I was not contacted by NBC or Twitter before my account was suspended. If they had dropped me a line, I might – might! – have quietly deleted the offending tweet. Instead, they wandered into a PR controversy which has resulted in hundreds of thousands more people being made aware of its existence.
It is now also clear that in this ideal scenario, it would have been Twitter contacting the journalist, not NBC. Because as it turns out, it was the little bird that brought the Gary Zenkel email tweet to the attention of The Peacock, not the other way around. Per a report this morning in The Daily Telegraph:
In an email to The Daily Telegraph, Christopher McCloskey, NBC Sports vice-president of communications, said Twitter had actually contacted the network’s social media department to alert them to Mr Adams’ tweets.

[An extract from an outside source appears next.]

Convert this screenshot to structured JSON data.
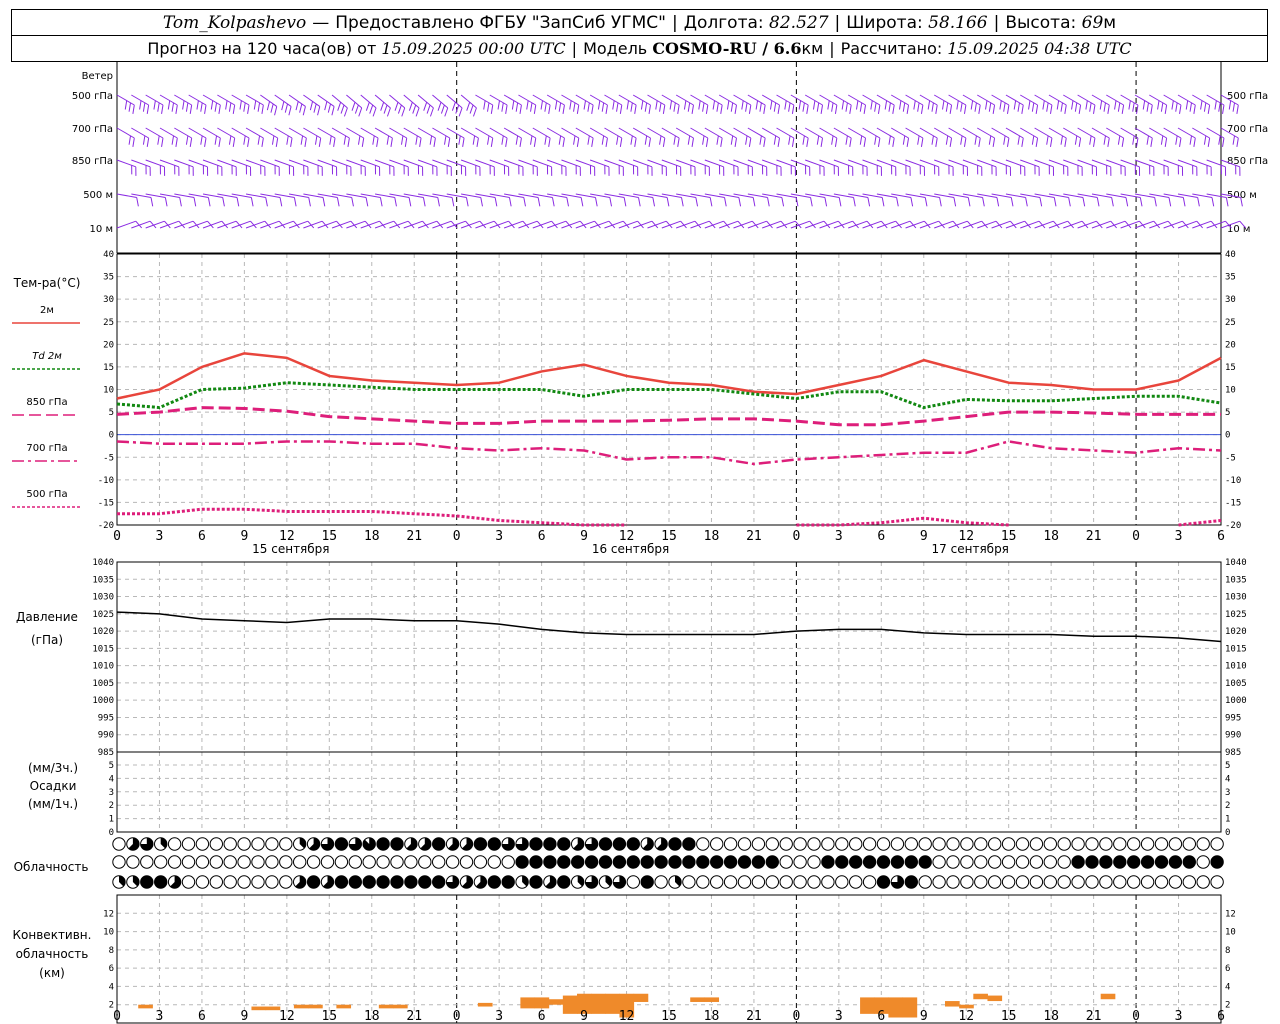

“Our social media dept was actually alerted to it by Twitter and then we filled out the form and submitted it,” he wrote. An email asking for further detail and whether this was normal Twitter policy was not returned from NBC or Twitter.
At that point, it would have been nice if NBC had refused to fill out the requested form and instead contacted Adams directly. Still, because NBC did not actually instigate the complaint against the journalist, the network is a little less complicit than the ongoing public Twitter outcry suggests.

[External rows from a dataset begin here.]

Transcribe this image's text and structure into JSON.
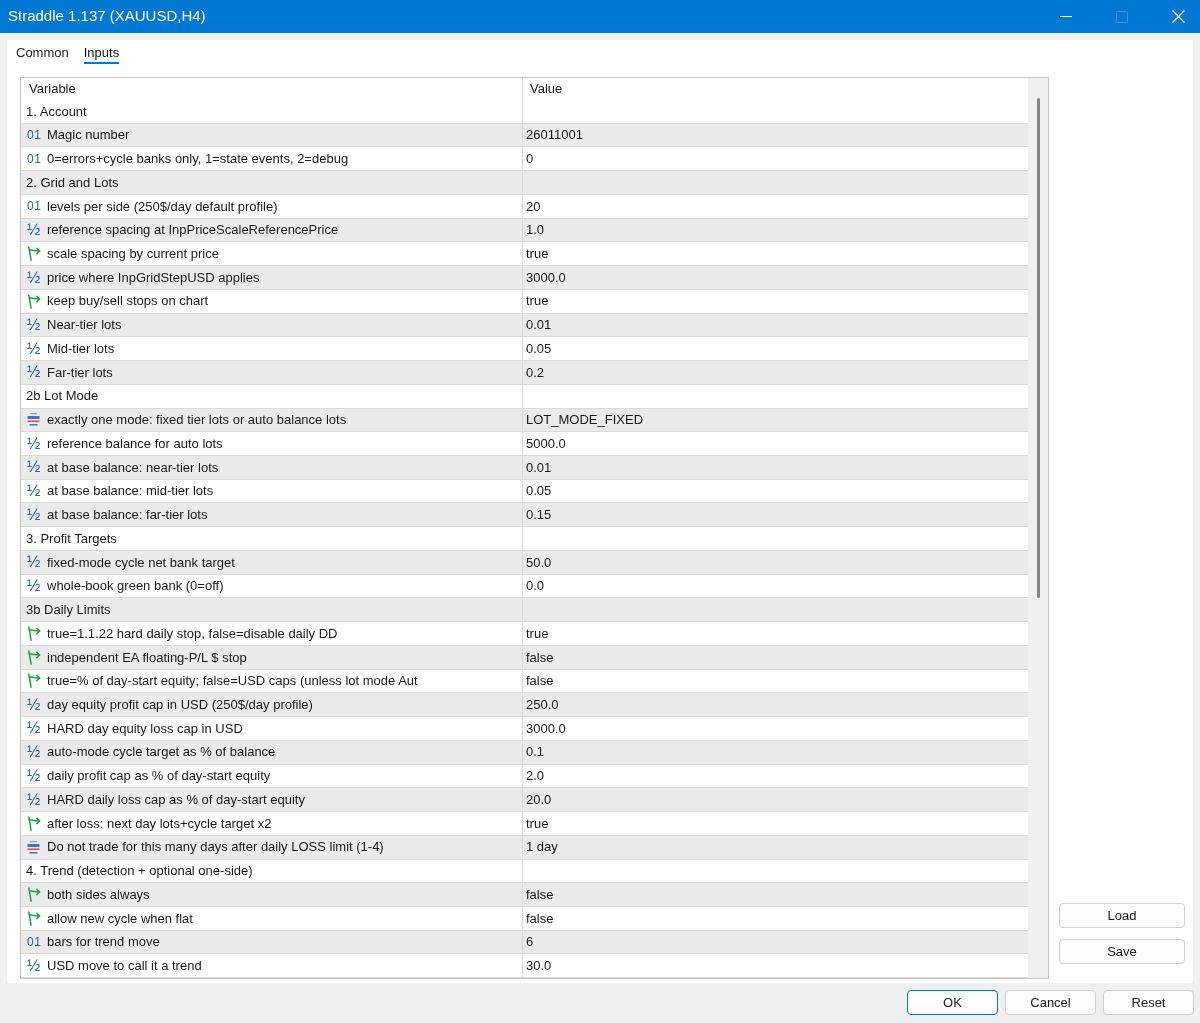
{
  "window": {
    "title": "Straddle 1.137 (XAUUSD,H4)",
    "controls": [
      {
        "kind": "minimize",
        "disabled": false
      },
      {
        "kind": "maximize",
        "disabled": true
      },
      {
        "kind": "close",
        "disabled": false
      }
    ]
  },
  "tabs": [
    {
      "label": "Common",
      "selected": false
    },
    {
      "label": "Inputs",
      "selected": true
    }
  ],
  "table": {
    "columns": [
      "Variable",
      "Value"
    ],
    "rows": [
      {
        "kind": "section",
        "variable": "1. Account"
      },
      {
        "kind": "int",
        "glyph": "01",
        "variable": "Magic number",
        "value": "26011001"
      },
      {
        "kind": "int",
        "glyph": "01",
        "variable": "0=errors+cycle banks only, 1=state events, 2=debug",
        "value": "0"
      },
      {
        "kind": "section",
        "variable": "2. Grid and Lots"
      },
      {
        "kind": "int",
        "glyph": "01",
        "variable": "levels per side (250$/day default profile)",
        "value": "20"
      },
      {
        "kind": "double",
        "glyph": "½",
        "variable": "reference spacing at InpPriceScaleReferencePrice",
        "value": "1.0"
      },
      {
        "kind": "bool",
        "variable": "scale spacing by current price",
        "value": "true"
      },
      {
        "kind": "double",
        "glyph": "½",
        "variable": "price where InpGridStepUSD applies",
        "value": "3000.0"
      },
      {
        "kind": "bool",
        "variable": "keep buy/sell stops on chart",
        "value": "true"
      },
      {
        "kind": "double",
        "glyph": "½",
        "variable": "Near-tier lots",
        "value": "0.01"
      },
      {
        "kind": "double",
        "glyph": "½",
        "variable": "Mid-tier lots",
        "value": "0.05"
      },
      {
        "kind": "double",
        "glyph": "½",
        "variable": "Far-tier lots",
        "value": "0.2"
      },
      {
        "kind": "section",
        "variable": "2b Lot Mode"
      },
      {
        "kind": "enum",
        "variable": "exactly one mode: fixed tier lots or auto balance lots",
        "value": "LOT_MODE_FIXED"
      },
      {
        "kind": "double",
        "glyph": "½",
        "variable": "reference balance for auto lots",
        "value": "5000.0"
      },
      {
        "kind": "double",
        "glyph": "½",
        "variable": "at base balance: near-tier lots",
        "value": "0.01"
      },
      {
        "kind": "double",
        "glyph": "½",
        "variable": "at base balance: mid-tier lots",
        "value": "0.05"
      },
      {
        "kind": "double",
        "glyph": "½",
        "variable": "at base balance: far-tier lots",
        "value": "0.15"
      },
      {
        "kind": "section",
        "variable": "3. Profit Targets"
      },
      {
        "kind": "double",
        "glyph": "½",
        "variable": "fixed-mode cycle net bank target",
        "value": "50.0"
      },
      {
        "kind": "double",
        "glyph": "½",
        "variable": "whole-book green bank (0=off)",
        "value": "0.0"
      },
      {
        "kind": "section",
        "variable": "3b Daily Limits"
      },
      {
        "kind": "bool",
        "variable": "true=1.1.22 hard daily stop, false=disable daily DD",
        "value": "true"
      },
      {
        "kind": "bool",
        "variable": "independent EA floating-P/L $ stop",
        "value": "false"
      },
      {
        "kind": "bool",
        "variable": "true=% of day-start equity; false=USD caps (unless lot mode Aut",
        "value": "false"
      },
      {
        "kind": "double",
        "glyph": "½",
        "variable": "day equity profit cap in USD (250$/day profile)",
        "value": "250.0"
      },
      {
        "kind": "double",
        "glyph": "½",
        "variable": "HARD day equity loss cap in USD",
        "value": "3000.0"
      },
      {
        "kind": "double",
        "glyph": "½",
        "variable": "auto-mode cycle target as % of balance",
        "value": "0.1"
      },
      {
        "kind": "double",
        "glyph": "½",
        "variable": "daily profit cap as % of day-start equity",
        "value": "2.0"
      },
      {
        "kind": "double",
        "glyph": "½",
        "variable": "HARD daily loss cap as % of day-start equity",
        "value": "20.0"
      },
      {
        "kind": "bool",
        "variable": "after loss: next day lots+cycle target x2",
        "value": "true"
      },
      {
        "kind": "enum",
        "variable": "Do not trade for this many days after daily LOSS limit (1-4)",
        "value": "1 day"
      },
      {
        "kind": "section",
        "variable": "4. Trend (detection + optional one-side)"
      },
      {
        "kind": "bool",
        "variable": "both sides always",
        "value": "false"
      },
      {
        "kind": "bool",
        "variable": "allow new cycle when flat",
        "value": "false"
      },
      {
        "kind": "int",
        "glyph": "01",
        "variable": "bars for trend move",
        "value": "6"
      },
      {
        "kind": "double",
        "glyph": "½",
        "variable": "USD move to call it a trend",
        "value": "30.0"
      }
    ]
  },
  "side_buttons": [
    "Load",
    "Save"
  ],
  "buttons": [
    {
      "label": "OK",
      "default": true
    },
    {
      "label": "Cancel",
      "default": false
    },
    {
      "label": "Reset",
      "default": false
    }
  ]
}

[Image courtesy SoUnique]
Update – 07/31/12: Adams is now back in Twitter business. And in one of his first tweets, he reveals that an email from Twitter says “we have just received an update from the complainant retracting their original request…” So it appears that NBC Sports rescinded the earlier complaint.
Previously on FishbowlLA:
UK Journo Questions His Suspension from Twitter